In the Tank Podcast: Energy crisis in Europe & soon in the US
Isaac Orr joins The Heartland Institute’s Donald Kendal, Jim Lakely, and Linnea Lueken on episode 329 of the In The Tank Podcast. On this episode, the ITT crew talks about…
One of the world’s biggest gold mining companies will likely soon be expanding its exploration efforts for the precious metal in northern Minnesota. The Minnesota Department of Natural Resources posted the South African-based company’s proposal on the agency’s website.
AngloGold Ashanti Minnesota (AGAM) proposes to explore for metallic mineral deposits by drilling this fall and winter. AGAM plans to drill exploratory borings at 26 sites in northeastern Itasca County, MN. The exploration areas are about 7 miles west and about 4 miles south of Togo, Minnesota. AGAM submitted an Exploration Plan to the DNR for review on September 7, 2018.

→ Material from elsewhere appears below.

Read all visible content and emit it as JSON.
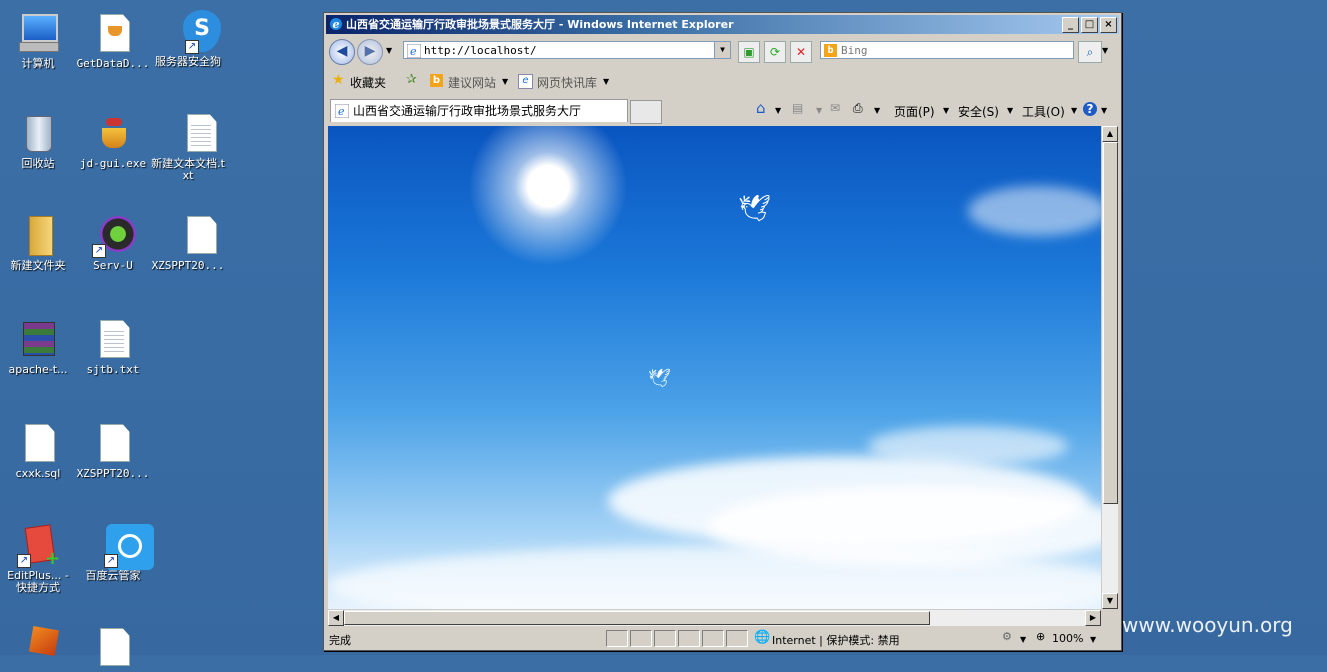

AGAM will use a rotosonic drilling method. Rotosonic drilling uses high frequency vibration of the drill bit to advance and collect cores of soils, glacial sediments, and a short length of the underlying bedrock. The borings will end after drilling a short distance into the bedrock and then be permanently sealed, according to the exploration plan.
The DNR has up to 20 days to review the project, just the latest of several gold exploration initiatives underway in Minnesota involving AGAM and other companies.
Pending DNR approval, AGAM will have the right to explore on state-owned lands consistent with the exploration plan, any stipulations, and applicable laws and rules. AGAM will coordinate with the Itasca County Land Department, Molpus/Meriwether Minnesota Land, as well as any other affected private landowners for access to tax-forfeited and private lands.
The DNR website lists nearly 30 other mineral exploration projects approved by state regulators since 2013. Center of the American Experiment’s new report, “Unearthing Prosperity: How Environmentally Responsible Mining Will Boost Minnesota’s Economy,” conservatively estimates developing our state’s world-class mineral resources will add $3.7 billion to our economy each year, support more than 1,900 mining jobs and 6,566 indirect and induced jobs, with total wages of $635 million, and generate nearly $198 million in tax dollars for state and local governments.